Temporary Employees are Entitled to Safe Workplaces, Too
April 14, 2021
According to estimates from market and consumer data company Statista, there were approximately 16 million temporary employees in the United States in 2019. There is evidence from the Centers for Disease Control and Prevention (CDC) that temporary employment rates are on the upswing and will continue to grow. While temporary or “gig” work affords millions of Americans with an array of contract and freelance employment opportunities, these job positions also come with an increased risk for severe injuries, some of which can lead to permanent disabilities or death.
We often use the terms “temporary workers” and “gig workers” interchangeably to describe independent contractors who employers typically hire to fill in during periods of staffing losses or busy seasons. These employers are called “host employers” during the worker’s term of employment. Temporary employees work in all different industries, like:
- Health care
- Technical, IT, scientific
- Office: clerical and administrative
- Industrial (e.g. construction)
According reported by ProPublica, temporary workers actually have double the risk of sustaining severe injuries on the job, such as lacerations, punctures, fractures, and crushing incidents.
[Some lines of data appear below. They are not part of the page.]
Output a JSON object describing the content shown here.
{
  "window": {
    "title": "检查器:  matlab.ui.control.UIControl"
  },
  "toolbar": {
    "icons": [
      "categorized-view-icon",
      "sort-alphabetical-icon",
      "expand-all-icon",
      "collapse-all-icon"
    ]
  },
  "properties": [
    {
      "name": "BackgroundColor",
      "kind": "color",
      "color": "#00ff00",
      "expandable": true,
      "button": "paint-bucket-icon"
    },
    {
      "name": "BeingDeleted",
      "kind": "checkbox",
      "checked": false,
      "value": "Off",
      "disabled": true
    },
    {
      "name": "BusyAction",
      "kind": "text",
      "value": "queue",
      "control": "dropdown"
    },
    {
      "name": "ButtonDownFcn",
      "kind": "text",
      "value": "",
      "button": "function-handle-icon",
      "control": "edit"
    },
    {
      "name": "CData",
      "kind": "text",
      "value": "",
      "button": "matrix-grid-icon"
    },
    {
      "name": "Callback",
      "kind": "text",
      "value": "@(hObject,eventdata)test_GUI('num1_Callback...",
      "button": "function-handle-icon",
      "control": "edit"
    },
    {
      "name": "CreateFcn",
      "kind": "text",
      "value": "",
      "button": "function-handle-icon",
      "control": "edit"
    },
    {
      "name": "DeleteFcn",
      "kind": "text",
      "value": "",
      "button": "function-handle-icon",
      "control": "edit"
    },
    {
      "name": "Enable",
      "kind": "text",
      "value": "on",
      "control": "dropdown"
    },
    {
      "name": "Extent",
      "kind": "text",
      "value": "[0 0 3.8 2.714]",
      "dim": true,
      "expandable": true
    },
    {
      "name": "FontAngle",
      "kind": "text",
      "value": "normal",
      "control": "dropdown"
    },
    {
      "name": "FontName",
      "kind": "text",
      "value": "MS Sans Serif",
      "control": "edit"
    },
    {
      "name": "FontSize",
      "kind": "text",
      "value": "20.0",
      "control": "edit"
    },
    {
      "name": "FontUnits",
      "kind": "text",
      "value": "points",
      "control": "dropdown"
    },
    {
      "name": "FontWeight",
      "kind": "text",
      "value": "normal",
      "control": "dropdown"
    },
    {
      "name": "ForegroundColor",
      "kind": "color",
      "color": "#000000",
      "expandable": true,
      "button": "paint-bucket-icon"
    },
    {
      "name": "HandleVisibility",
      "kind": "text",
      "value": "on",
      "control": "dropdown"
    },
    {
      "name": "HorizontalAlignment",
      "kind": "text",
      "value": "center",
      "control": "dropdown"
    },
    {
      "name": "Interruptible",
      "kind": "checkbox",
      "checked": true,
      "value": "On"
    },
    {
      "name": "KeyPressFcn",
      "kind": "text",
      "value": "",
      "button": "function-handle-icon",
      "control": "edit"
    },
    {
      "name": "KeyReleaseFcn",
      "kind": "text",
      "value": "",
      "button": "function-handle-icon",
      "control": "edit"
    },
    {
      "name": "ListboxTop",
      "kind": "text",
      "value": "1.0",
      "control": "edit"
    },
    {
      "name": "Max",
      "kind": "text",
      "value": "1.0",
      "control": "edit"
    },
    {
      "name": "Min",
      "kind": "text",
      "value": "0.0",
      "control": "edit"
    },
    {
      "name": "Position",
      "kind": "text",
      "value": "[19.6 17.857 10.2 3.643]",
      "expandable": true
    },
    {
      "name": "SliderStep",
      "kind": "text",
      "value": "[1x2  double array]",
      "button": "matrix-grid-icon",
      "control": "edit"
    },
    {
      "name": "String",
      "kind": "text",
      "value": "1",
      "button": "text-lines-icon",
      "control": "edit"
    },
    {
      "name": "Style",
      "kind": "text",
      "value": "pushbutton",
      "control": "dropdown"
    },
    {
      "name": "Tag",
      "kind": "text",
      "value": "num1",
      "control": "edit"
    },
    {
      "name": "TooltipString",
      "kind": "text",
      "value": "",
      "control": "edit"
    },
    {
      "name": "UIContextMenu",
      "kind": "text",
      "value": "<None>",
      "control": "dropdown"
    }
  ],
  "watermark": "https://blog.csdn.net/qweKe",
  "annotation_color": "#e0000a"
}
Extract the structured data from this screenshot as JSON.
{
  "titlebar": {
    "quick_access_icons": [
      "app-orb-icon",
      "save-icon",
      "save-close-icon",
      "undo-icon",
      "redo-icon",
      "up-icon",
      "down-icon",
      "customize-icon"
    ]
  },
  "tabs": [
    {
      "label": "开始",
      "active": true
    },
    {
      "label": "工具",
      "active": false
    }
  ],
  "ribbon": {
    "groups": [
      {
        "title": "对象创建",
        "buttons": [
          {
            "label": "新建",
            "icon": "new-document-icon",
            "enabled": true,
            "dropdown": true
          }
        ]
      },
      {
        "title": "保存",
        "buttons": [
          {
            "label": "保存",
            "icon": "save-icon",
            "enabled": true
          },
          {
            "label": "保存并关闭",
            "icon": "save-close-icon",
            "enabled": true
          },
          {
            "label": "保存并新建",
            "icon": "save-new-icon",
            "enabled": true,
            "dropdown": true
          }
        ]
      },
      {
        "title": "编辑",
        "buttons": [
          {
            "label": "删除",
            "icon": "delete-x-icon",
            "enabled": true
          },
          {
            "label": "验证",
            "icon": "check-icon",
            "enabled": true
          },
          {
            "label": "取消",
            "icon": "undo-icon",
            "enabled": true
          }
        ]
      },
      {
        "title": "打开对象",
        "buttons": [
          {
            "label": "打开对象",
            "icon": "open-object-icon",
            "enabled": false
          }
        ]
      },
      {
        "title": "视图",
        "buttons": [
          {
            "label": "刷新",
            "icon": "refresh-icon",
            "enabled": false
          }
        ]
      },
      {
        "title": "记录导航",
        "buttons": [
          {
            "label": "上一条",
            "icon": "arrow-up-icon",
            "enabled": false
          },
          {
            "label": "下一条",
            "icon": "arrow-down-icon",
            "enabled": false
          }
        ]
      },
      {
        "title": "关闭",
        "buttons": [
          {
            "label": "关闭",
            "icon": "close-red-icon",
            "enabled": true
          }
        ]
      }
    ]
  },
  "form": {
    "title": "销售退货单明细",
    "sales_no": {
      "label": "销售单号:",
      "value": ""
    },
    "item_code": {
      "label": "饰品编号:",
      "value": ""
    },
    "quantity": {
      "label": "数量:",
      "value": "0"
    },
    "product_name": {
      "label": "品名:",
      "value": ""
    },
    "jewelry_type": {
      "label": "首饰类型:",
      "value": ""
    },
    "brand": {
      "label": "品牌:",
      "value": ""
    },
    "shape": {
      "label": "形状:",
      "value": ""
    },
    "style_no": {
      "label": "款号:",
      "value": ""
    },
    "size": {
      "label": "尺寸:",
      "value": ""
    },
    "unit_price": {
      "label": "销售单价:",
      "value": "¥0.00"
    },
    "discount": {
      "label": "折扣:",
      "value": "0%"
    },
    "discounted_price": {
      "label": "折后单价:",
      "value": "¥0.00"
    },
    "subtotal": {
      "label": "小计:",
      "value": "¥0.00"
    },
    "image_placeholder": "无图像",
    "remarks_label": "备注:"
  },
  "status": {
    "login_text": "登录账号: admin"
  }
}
Other common severe injuries that temporary workers sustain (especially those who work in construction, which is the largest growing job sector among independent contractors) include amputations of fingers, toes, or limbs, toxic chemical exposure, burns from fire, explosions, or electrocutions, eye injuries and loss of vision, paralysis and other spinal cord injuries, and more. One of the biggest obstacles that temporary and gig workers face when it comes to limiting preventable workplace injuries is the confusion that surrounds exactly which entity is responsible for keeping them safe.
Who is Responsible for Protecting Gig Workers?
There are generally two entities that are responsible for keeping gig workers safe and ensuring their unimpeded access to a healthful workplace. The first entity is the staffing agency that finds a job placement for the worker. The staffing agency often functions as a “middleman” between employers and independent contractors. According to the Occupational Safety and Health Administration (OSHA), both staffing agencies and host employers have several legal duties when it comes to the health and safety of gig workers. They have these legal obligations regardless of whether temporary employees work fulltime, part-time, or under contract. Here are a few examples of the key health and safety responsibilities that staffing agencies and employers have:
- Staffing agencies must provide general safety training to temporary workers employed in particularly dangerous industries, like the construction industry. Once the employee is at his or her job, the host employer must then initiate job-specific safety and hazard training
- It is crucial to maintain open, clear communication between the host employer and the staffing agency
- The staffing agency must verify the safety of each workplace they consider sending workers to before completing any job placements
- Staffing agencies must confirm that all host employers have fulfilled their duties to provide a safe and healthful workplace before and during job placement of temporary workers
As you can see, temporary workers are equally entitled to a safe workplace as any other kind of workers. The main difference between gig workers and traditional employees is that two entities (the host employer and the staffing agency) are jointly responsible for protecting gig workers, whereas only one entity – the employer – is responsible for providing a safe and healthful workplace to traditional employees.
Injured? Find a Workers’ Compensation Attorney to Help
Although it is not difficult to protect employees from known workplace hazards and to reduce preventable fatal and nonfatal injury rates, plenty of employers fail to follow federal guidelines. Although employers can be penalized for breaking the law, the penalty usually comes far too late for a worker whose injuries could have been prevented through safe and responsible work practices.
If you are a temporary or gig worker who sustained injuries due to negligence on behalf of a staffing agency and/or a host employer, you are eligible to file for workers’ compensation benefits. Workers’ compensation is a type of insurance that provides wage replacement and medical benefits to injured workers. To learn more about filing a workers’ compensation claim to start receiving benefits, contact a representative at our firm now.
Additionally, you may have a third party claim if another party’s negligence caused your injury. To learn more about your rights, contact an experienced Workers’ Compensation lawyer at Galfand Berger.
Philadelphia Workers’ Compensation Lawyers at Galfand Berger, LLP Representing Injured Individuals Since 1947
Galfand Berger LLP has offices located in Philadelphia, Bethlehem, Reading and Lancaster, we serve clients throughout Pennsylvania and New Jersey. To schedule a consultation, call us at 800-222-8792 or complete our online contact form.